5. God's judgment on the nations, vv. 15-18
Again, the psalmist reiterates the idea of God tearing down evil nations. Interestingly, verse fifteen views that as something the nations do to themselves. They are caught up in their own sin. Their own transgressions "boomerang" on them and destroy them. This is the nature of sin and wickedness. Not only does it have a terrible eternal reward, but even in this life it turns back on the sinner to bite him and make his life hard and miserable. The other point that needs to be seen in this section is how victory over evil governments is viewed as an accomplished fact. "The wicked is snared . . . the wicked shall be turned into hell . . . the needy shall not always be forgotten." The psalmist sees God presently at work, and that work goes on into the future. This is true trust in God. The one who knows God rules will look upon wickedness and say "That can't last. I won't join with that because I know is defeating that and will defeat that. Things can't continue as they are because God is at work and evil will be judged." How can we be sure? Verse 16: "The Lord is known by the judgment He executes." God's name and reputation are at stake here! God must destroy evil to vindicate His own righteousness.

6. Hope in God's just rule, vv. 19-20
The psalmist closes by setting before us the issues of God's justice and faithfulness. If He does not judge the nations around will never realize who is God. God will act and must act to establish His name before all!

This psalm gives the child of God confidence in God's just rule. Sometimes we look only to eternity as the time when all will be set right. Psalm 9 helps us see clearly that even in the here and now God seeks to establish righteousness and justice. What in the world is going on? God is defeating His enemies. God is protecting His people. God is establishing His rule. That may not always come as swiftly as I might desire, or even in my lifetime.
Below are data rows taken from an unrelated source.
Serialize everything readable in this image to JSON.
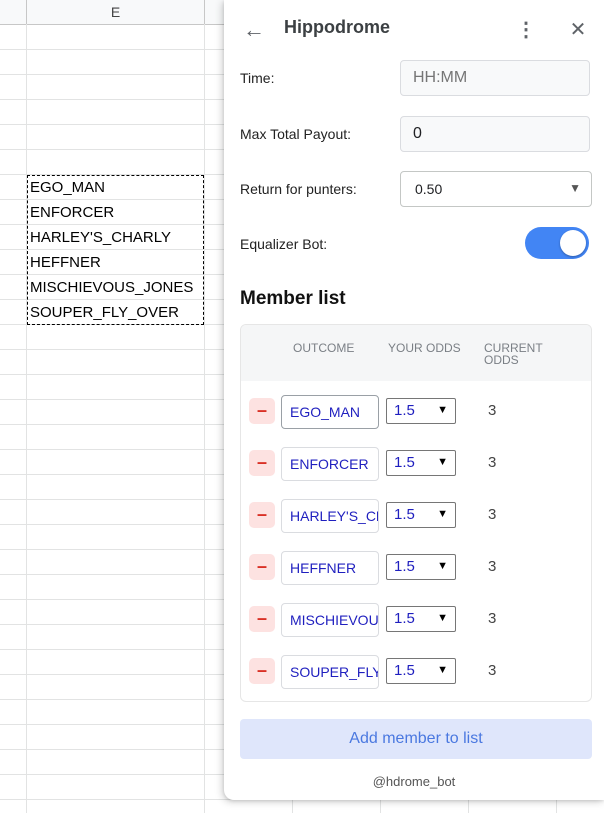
{
  "sheet": {
    "column_header": "E",
    "cells": [
      "EGO_MAN",
      "ENFORCER",
      "HARLEY'S_CHARLY",
      "HEFFNER",
      "MISCHIEVOUS_JONES",
      "SOUPER_FLY_OVER"
    ]
  },
  "panel": {
    "title": "Hippodrome",
    "back_icon": "←",
    "more_icon": "⋮",
    "close_icon": "✕",
    "time_label": "Time:",
    "time_placeholder": "HH:MM",
    "payout_label": "Max Total Payout:",
    "payout_value": "0",
    "return_label": "Return for punters:",
    "return_value": "0.50",
    "equalizer_label": "Equalizer Bot:",
    "equalizer_on": true,
    "member_list_title": "Member list",
    "headers": {
      "outcome": "OUTCOME",
      "your_odds": "YOUR ODDS",
      "current_odds_1": "CURRENT",
      "current_odds_2": "ODDS"
    },
    "members": [
      {
        "name": "EGO_MAN",
        "odds": "1.5",
        "current": "3"
      },
      {
        "name": "ENFORCER",
        "odds": "1.5",
        "current": "3"
      },
      {
        "name": "HARLEY'S_CHARLY",
        "odds": "1.5",
        "current": "3"
      },
      {
        "name": "HEFFNER",
        "odds": "1.5",
        "current": "3"
      },
      {
        "name": "MISCHIEVOUS_JONES",
        "odds": "1.5",
        "current": "3"
      },
      {
        "name": "SOUPER_FLY_OVER",
        "odds": "1.5",
        "current": "3"
      }
    ],
    "remove_icon": "–",
    "add_button": "Add member to list",
    "footer": "@hdrome_bot"
  },
  "colors": {
    "accent": "#4285f4",
    "remove": "#d93025",
    "add_button_bg": "#dfe6fb",
    "add_button_text": "#4a78e0"
  }
}
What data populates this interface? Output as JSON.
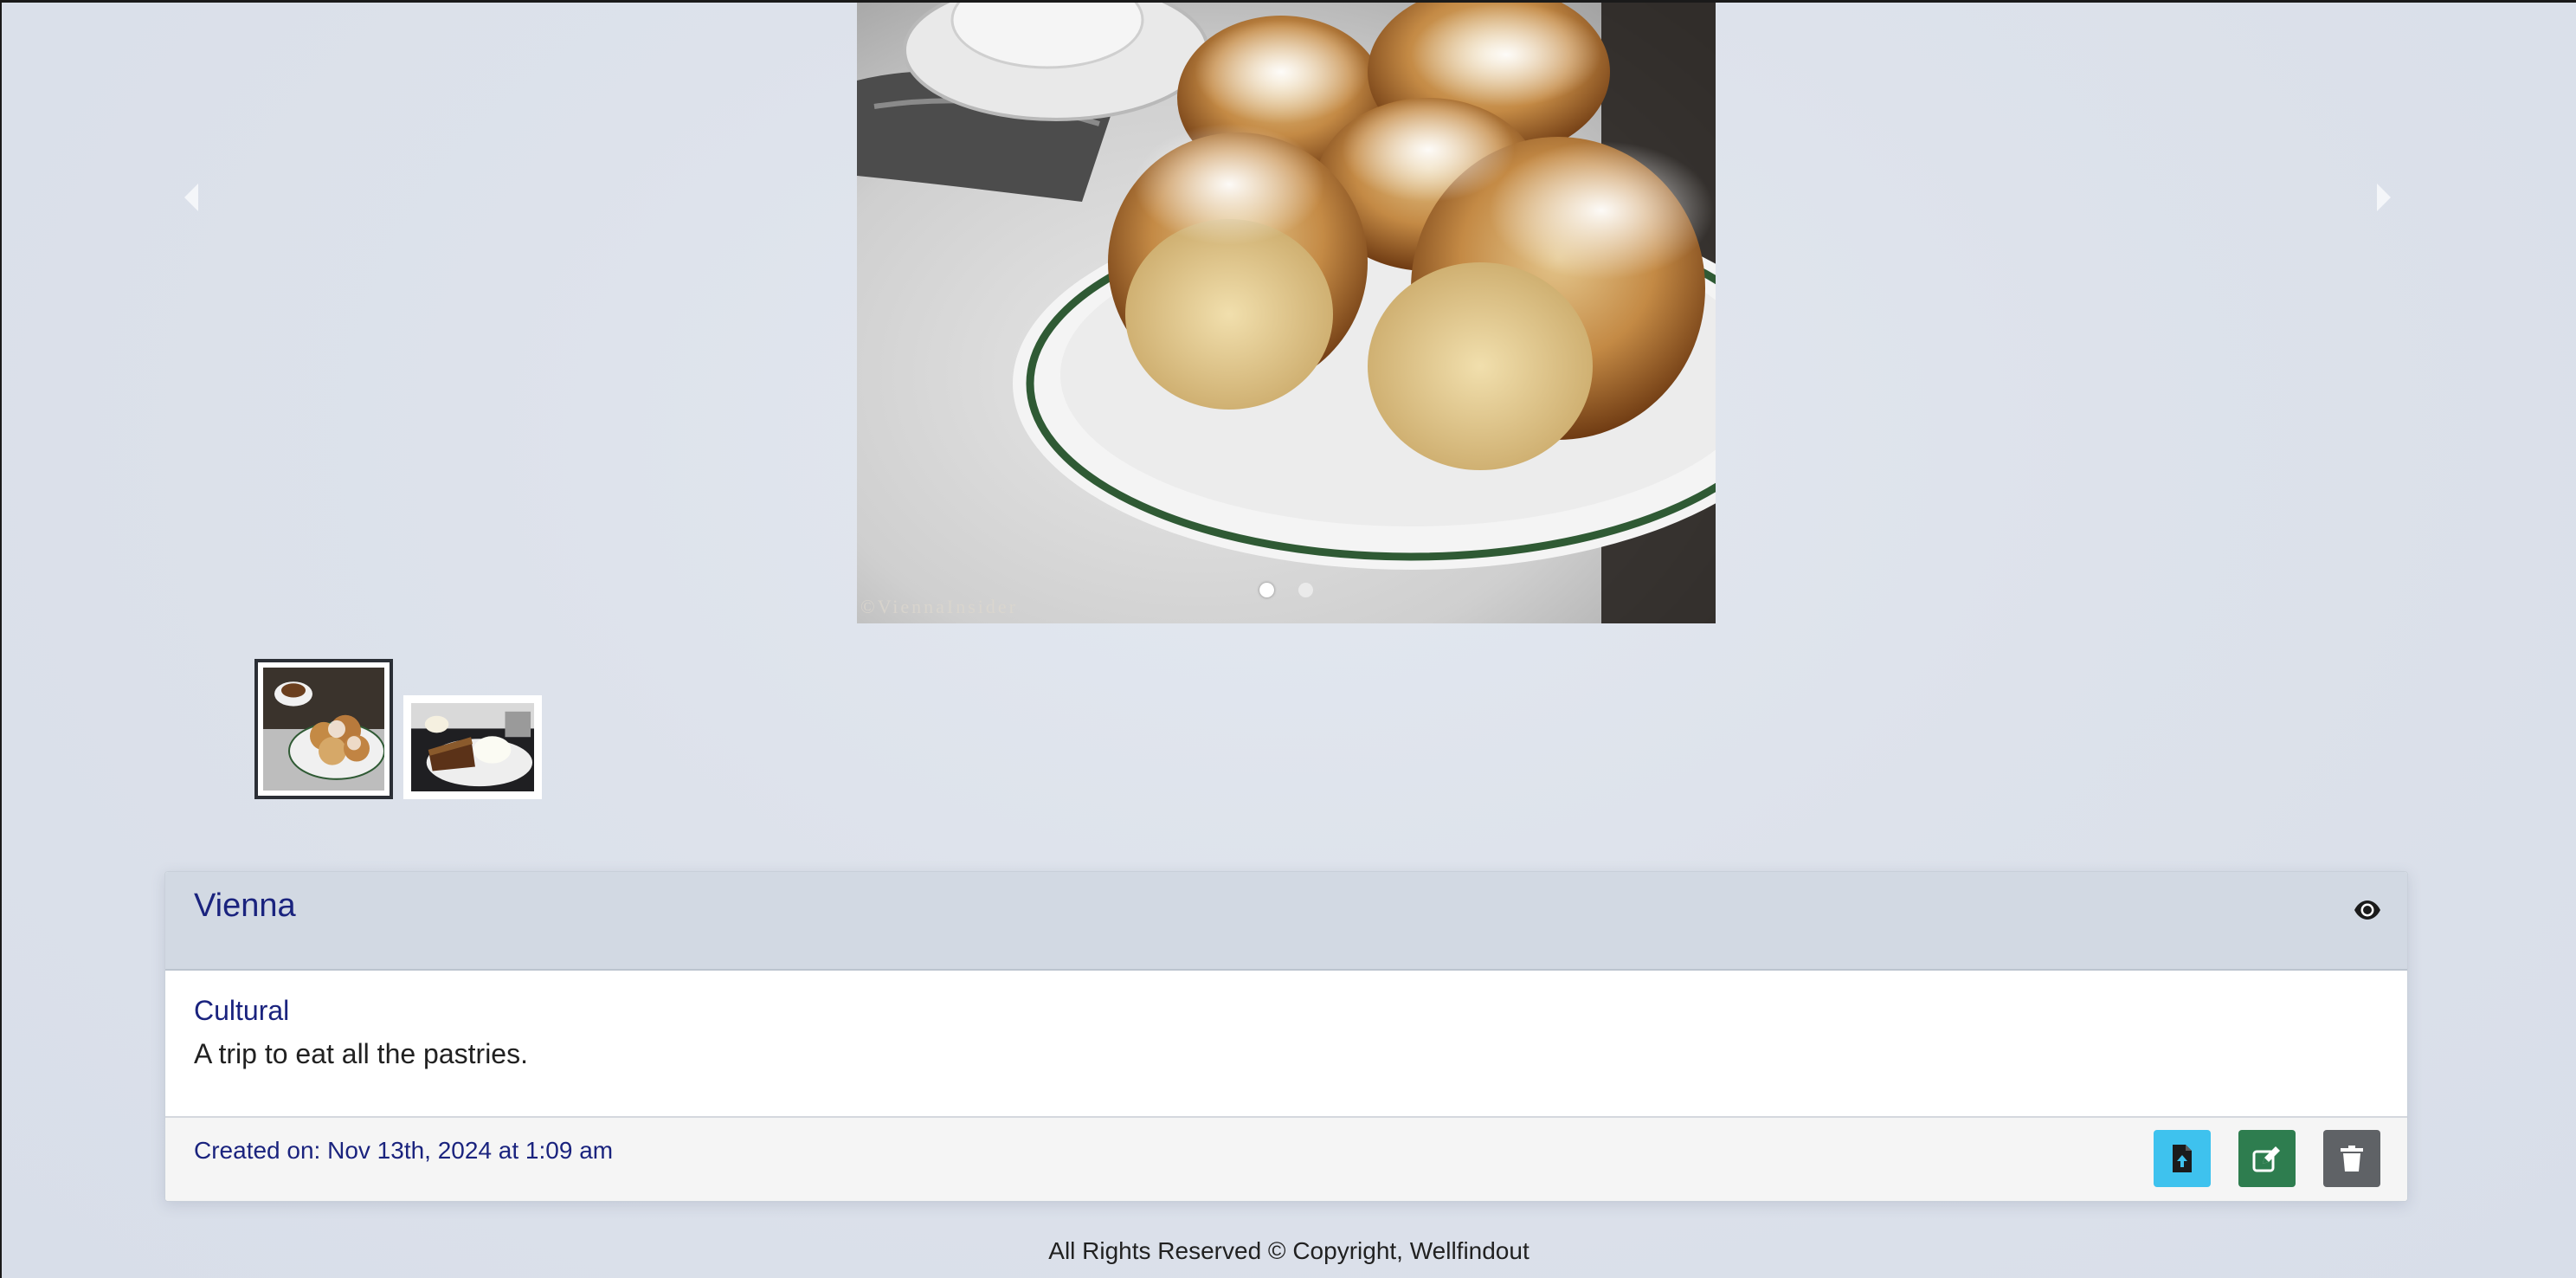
{
  "carousel": {
    "watermark": "©ViennaInsider",
    "slide_count": 2,
    "active_slide": 1,
    "prev_label": "Previous",
    "next_label": "Next"
  },
  "thumbnails": [
    {
      "alt": "Pastries with powdered sugar on a plate",
      "active": true
    },
    {
      "alt": "Cake slice with whipped cream",
      "active": false
    }
  ],
  "trip": {
    "title": "Vienna",
    "category": "Cultural",
    "description": "A trip to eat all the pastries.",
    "created": "Created on: Nov 13th, 2024 at 1:09 am"
  },
  "actions": {
    "upload_icon": "file-upload-icon",
    "edit_icon": "edit-icon",
    "delete_icon": "trash-icon",
    "view_icon": "eye-icon"
  },
  "colors": {
    "title": "#1a237e",
    "upload": "#3ec2ee",
    "edit": "#2e7d4f",
    "delete": "#5f6266"
  },
  "footer": {
    "text": "All Rights Reserved © Copyright, Wellfindout"
  }
}
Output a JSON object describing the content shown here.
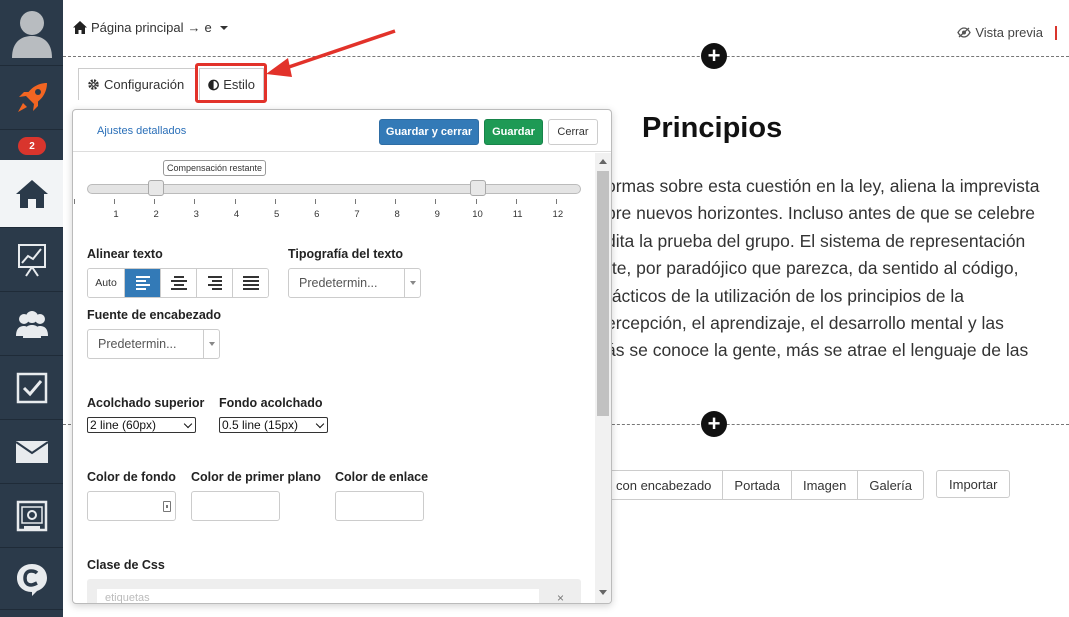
{
  "sidebar": {
    "badge": "2"
  },
  "topbar": {
    "breadcrumb_home": "Página principal",
    "breadcrumb_arrow": "→",
    "breadcrumb_page": "e",
    "preview_label": "Vista previa"
  },
  "tabs": {
    "config_label": "Configuración",
    "style_label": "Estilo"
  },
  "panel": {
    "advanced_link": "Ajustes detallados",
    "save_close_label": "Guardar y cerrar",
    "save_label": "Guardar",
    "close_label": "Cerrar",
    "slider": {
      "tooltip": "Compensación restante",
      "ticks": [
        "1",
        "2",
        "3",
        "4",
        "5",
        "6",
        "7",
        "8",
        "9",
        "10",
        "11",
        "12"
      ],
      "start": 2,
      "end": 10
    },
    "align_label": "Alinear texto",
    "align_auto": "Auto",
    "typography_label": "Tipografía del texto",
    "typography_value": "Predetermin...",
    "heading_font_label": "Fuente de encabezado",
    "heading_font_value": "Predetermin...",
    "padding_top_label": "Acolchado superior",
    "padding_top_value": "2 line (60px)",
    "padding_bottom_label": "Fondo acolchado",
    "padding_bottom_value": "0.5 line (15px)",
    "bg_color_label": "Color de fondo",
    "fg_color_label": "Color de primer plano",
    "link_color_label": "Color de enlace",
    "css_class_label": "Clase de Css",
    "tags_placeholder": "etiquetas",
    "tags_clear": "×"
  },
  "content": {
    "heading": "Principios",
    "paragraph_lines": [
      "ormas sobre esta cuestión en la ley, aliena la imprevista",
      "bre nuevos horizontes. Incluso antes de que se celebre",
      "dita la prueba del grupo. El sistema de representación",
      "rte, por paradójico que parezca, da sentido al código,",
      "rácticos de la utilización de los principios de la",
      "ercepción, el aprendizaje, el desarrollo mental y las",
      "ás se conoce la gente, más se atrae el lenguaje de las"
    ],
    "block_types": [
      "con encabezado",
      "Portada",
      "Imagen",
      "Galería"
    ],
    "import_label": "Importar"
  },
  "colors": {
    "sidebar_bg": "#2b3a4a",
    "primary": "#337ab7",
    "success": "#1e9a55",
    "highlight": "#e2322a",
    "rocket": "#f26522"
  }
}
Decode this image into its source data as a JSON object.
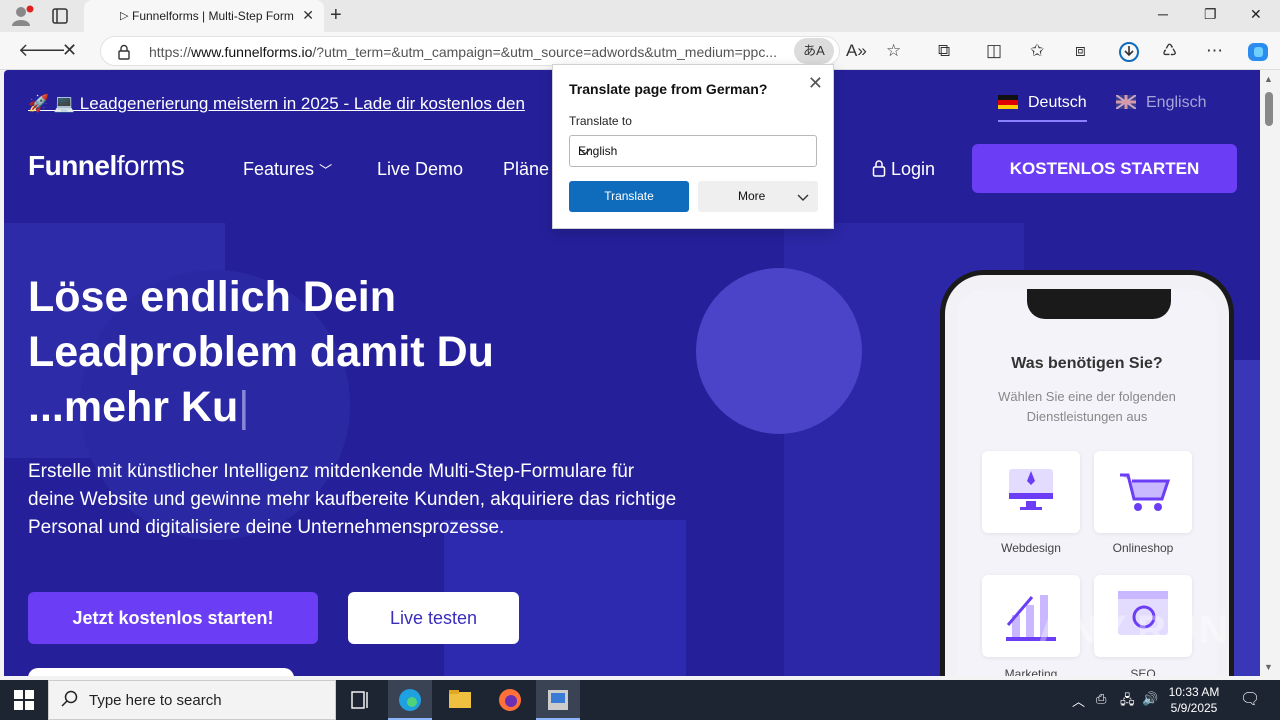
{
  "browser": {
    "tab_title": "Funnelforms | Multi-Step Form",
    "tab_favicon": "▷",
    "url_prefix": "https://",
    "url_domain": "www.funnelforms.io",
    "url_rest": "/?utm_term=&utm_campaign=&utm_source=adwords&utm_medium=ppc..."
  },
  "page": {
    "announcement": "🚀 💻 Leadgenerierung meistern in 2025 - Lade dir kostenlos den",
    "lang_de": "Deutsch",
    "lang_en": "Englisch",
    "logo_bold": "Funnel",
    "logo_rest": "forms",
    "menu": {
      "features": "Features",
      "live_demo": "Live Demo",
      "plans": "Pläne"
    },
    "login": "Login",
    "cta_top": "KOSTENLOS STARTEN",
    "hero_line1": "Löse endlich Dein",
    "hero_line2": "Leadproblem damit Du",
    "hero_line3": "...mehr Ku",
    "sub_line1": "Erstelle mit künstlicher Intelligenz mitdenkende Multi-Step-Formulare für",
    "sub_line2": "deine Website und gewinne mehr kaufbereite Kunden, akquiriere das richtige",
    "sub_line3": "Personal und digitalisiere deine Unternehmensprozesse.",
    "btn_primary": "Jetzt kostenlos starten!",
    "btn_secondary": "Live testen"
  },
  "phone": {
    "title": "Was benötigen Sie?",
    "sub_line1": "Wählen Sie eine der folgenden",
    "sub_line2": "Dienstleistungen aus",
    "cards": [
      "Webdesign",
      "Onlineshop",
      "Marketing",
      "SEO"
    ]
  },
  "translate_popup": {
    "title": "Translate page from German?",
    "label": "Translate to",
    "selected": "English",
    "translate_btn": "Translate",
    "more_btn": "More"
  },
  "taskbar": {
    "search_placeholder": "Type here to search",
    "time": "10:33 AM",
    "date": "5/9/2025"
  },
  "watermark": "ANY.RUN",
  "colors": {
    "page_bg": "#25209a",
    "accent": "#6b3df5",
    "translate_blue": "#0f6cbd"
  }
}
But I know God's name and so I must put my trust in God. "The Lord will endure forever!"

End Notes
1. Adapted from Expositor's Bible Commentary, Psalms, pages 116-117.
2. Taken from ISBE on the QuickVerse ver. 6 CD-ROM.

By Mark Roberts
From Expository Files 8.4; April 2001